What you have allowed to happen is evaporation of the salt water's water leaving behind now insoluble salt and mineral deposits (ALL OVER THE CAMERA in addition to the trigger port). The results are many (photo 7): the residues have built up dive after dive and now restrict the movement of the trigger via the one little spring in the camera (photo 4) (remember, the "trigger" is made up of a lot of parts, all of which are functioned by this one spring). And worse yet, the metal of the O-ring port of the camera's casing has become pitted from corrosion (photo 8). At a cost of $256.00 for a replacement outer casing, if the casing's loss of metal from pitting (and user neglect!) is so extensive, you had better plan on buying another camera and treating this new one right from "day one". And, no, simply replacing rubber O-rings won't make a pitted case water tight either. All this was discussed in corroded detail the Nikonos Workshop Fall 1988: better pull out your back issue again.
So, be aware all ye "sticky trigger" owners. You must have periodic professional maintenance (yes, "professional" means this is something you aren't supposed to do yourself, and "yes" it means paying money) servicing of this camera and other Nikonos equipment just like your annual servicing of your regulator and BC. Continued use of a tooth pick to push up your sticky trigger, rather than having the problem serviced, will definitely result in water leakage/flooding!

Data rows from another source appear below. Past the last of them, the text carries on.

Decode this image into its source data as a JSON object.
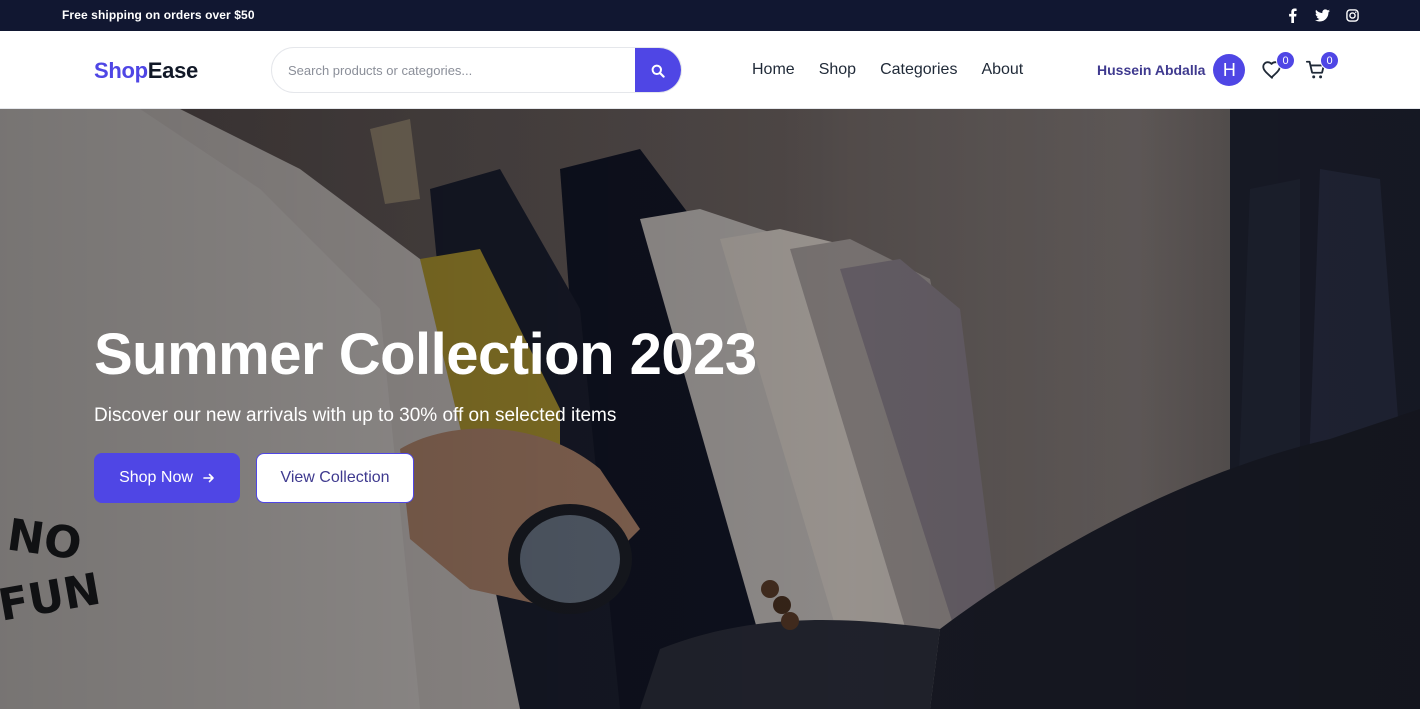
{
  "topbar": {
    "promo": "Free shipping on orders over $50",
    "socials": [
      {
        "name": "facebook-icon",
        "glyph": "f"
      },
      {
        "name": "twitter-icon"
      },
      {
        "name": "instagram-icon"
      }
    ]
  },
  "header": {
    "logo_part1": "Shop",
    "logo_part2": "Ease",
    "search": {
      "placeholder": "Search products or categories...",
      "value": ""
    },
    "nav": [
      "Home",
      "Shop",
      "Categories",
      "About"
    ],
    "user": {
      "name": "Hussein Abdalla",
      "initial": "H"
    },
    "wishlist_count": "0",
    "cart_count": "0"
  },
  "hero": {
    "title": "Summer Collection 2023",
    "subtitle": "Discover our new arrivals with up to 30% off on selected items",
    "primary_label": "Shop Now",
    "secondary_label": "View Collection"
  },
  "colors": {
    "accent": "#4f46e5",
    "topbar": "#111731"
  }
}
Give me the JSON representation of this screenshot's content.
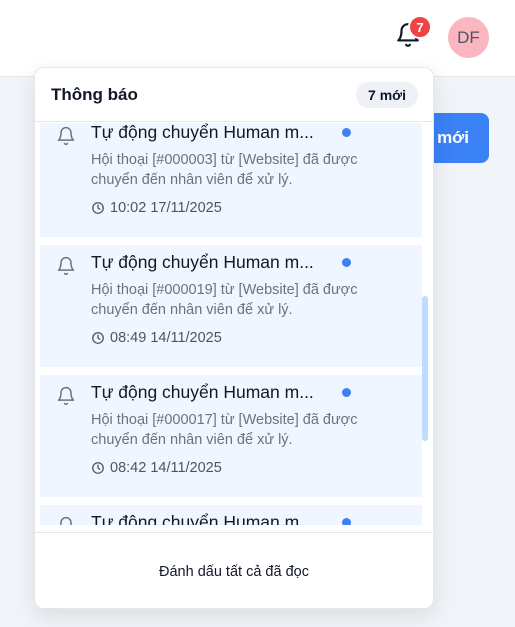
{
  "header": {
    "notification_badge": "7",
    "avatar_initials": "DF",
    "new_button_label": "mới"
  },
  "panel": {
    "title": "Thông báo",
    "new_count_label": "7 mới",
    "mark_all_label": "Đánh dấu tất cả đã đọc",
    "items": [
      {
        "title": "Tự động chuyển Human m...",
        "desc": "Hội thoại [#000003] từ [Website] đã được chuyển đến nhân viên để xử lý.",
        "time": "10:02 17/11/2025"
      },
      {
        "title": "Tự động chuyển Human m...",
        "desc": "Hội thoại [#000019] từ [Website] đã được chuyển đến nhân viên để xử lý.",
        "time": "08:49 14/11/2025"
      },
      {
        "title": "Tự động chuyển Human m...",
        "desc": "Hội thoại [#000017] từ [Website] đã được chuyển đến nhân viên để xử lý.",
        "time": "08:42 14/11/2025"
      },
      {
        "title": "Tự động chuyển Human m...",
        "desc": "",
        "time": ""
      }
    ]
  },
  "icons": {
    "bell": "bell-icon",
    "clock": "clock-icon"
  },
  "colors": {
    "accent": "#3b82f6",
    "badge": "#ef4444",
    "unread_bg": "#eff6ff",
    "avatar_bg": "#fbb6c0"
  }
}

True, these two problems are the most frequently encountered reasons for causing a gear jam. But there are others such as rust from water droplets from improperly opening the camera (see Photo #6 closely), or by pieces of plastic from a broken battery compartment floating around loose inside the gears just looking for a place to jam.
For those of you who just have to prove things to yourself before you will believe anything, then I better give you some ideas on how to SAFELY demonstrate to yourself the linkage/trigger jam phenomenon. Please exercise caution and light force throughout these operations, or else get your pocket book handy to pay someone.

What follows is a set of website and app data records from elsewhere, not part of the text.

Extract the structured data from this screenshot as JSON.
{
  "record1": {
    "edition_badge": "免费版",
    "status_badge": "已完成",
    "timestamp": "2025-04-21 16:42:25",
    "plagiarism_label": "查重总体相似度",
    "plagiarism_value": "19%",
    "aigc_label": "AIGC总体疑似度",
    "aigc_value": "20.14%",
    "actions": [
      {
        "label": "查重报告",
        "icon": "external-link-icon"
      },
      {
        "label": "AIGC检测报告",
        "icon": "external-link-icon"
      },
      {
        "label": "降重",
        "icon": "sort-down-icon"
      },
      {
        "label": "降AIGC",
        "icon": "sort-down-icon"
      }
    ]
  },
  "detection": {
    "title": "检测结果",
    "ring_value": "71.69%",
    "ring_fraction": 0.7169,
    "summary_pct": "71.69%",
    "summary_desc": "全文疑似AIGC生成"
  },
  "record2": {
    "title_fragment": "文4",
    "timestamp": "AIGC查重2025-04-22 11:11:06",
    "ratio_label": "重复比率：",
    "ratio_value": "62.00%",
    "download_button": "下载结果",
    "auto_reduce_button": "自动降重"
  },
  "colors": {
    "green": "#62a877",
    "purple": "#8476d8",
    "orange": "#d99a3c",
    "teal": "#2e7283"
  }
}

1. TRIGGER BLOCKS: Cock the camera. Now, turn the shutter speed dial to "R". Notice that you can not depress the trigger. Turn to any other setting, and you can fire the camera. Next, cock the camera only HALF way! Pushing down on the trigger, you notice that it will not move. Continue the cocking of the camera, and now you can push the trigger all the way down.
2. SHUTTER COCKING LINKAGE JAM BY HOLDING DOWN TRIGGER: First, be sure the camera has been fired before starting this procedure. Holding down on the trigger, start to advance the thumb lever slowly until you feel it stop moving (which happens almost immediately!). Keeping LIGHT forward "cocking" pressure on the thumb lever, remove your index finger off of the trigger. Observe that the trigger is still in the down position and that you can not advance the thumb lever. Now, as you begin to reduce your forward thumb pressure on the lever, you will observe that the trigger begins to "jump" (spring) up back to its normal position. To be sure that you didn't mess up something during your testing, cock the camera and fire the shutters several times.
Sometimes (but not always), you can clear a (Problem #1) trigger jam from the outside of the camera without requiring a full disassembly if you have not already stressed the gears too much. Simply hold the camera in one hand (FINGER OFF THE TRIGGER!), then swing it such that you strike the base of the camera in the palm (or heal) of your other hand. No, don't beat your poor little camera against concrete, just your hand. And, no, don't beat it against your hand so long or so hard that you injure your hand. This procedure is like striking the bottom of a hammer's handle in order to seat a loose hammer head. But if the gears are jammed, THEY ARE JAMMED!
Reprinted with permission from Bob Warkentin's Southern Nikonos Service Center, Inc.
9459 Kempwood, Houston, TX 77080 713/462-5436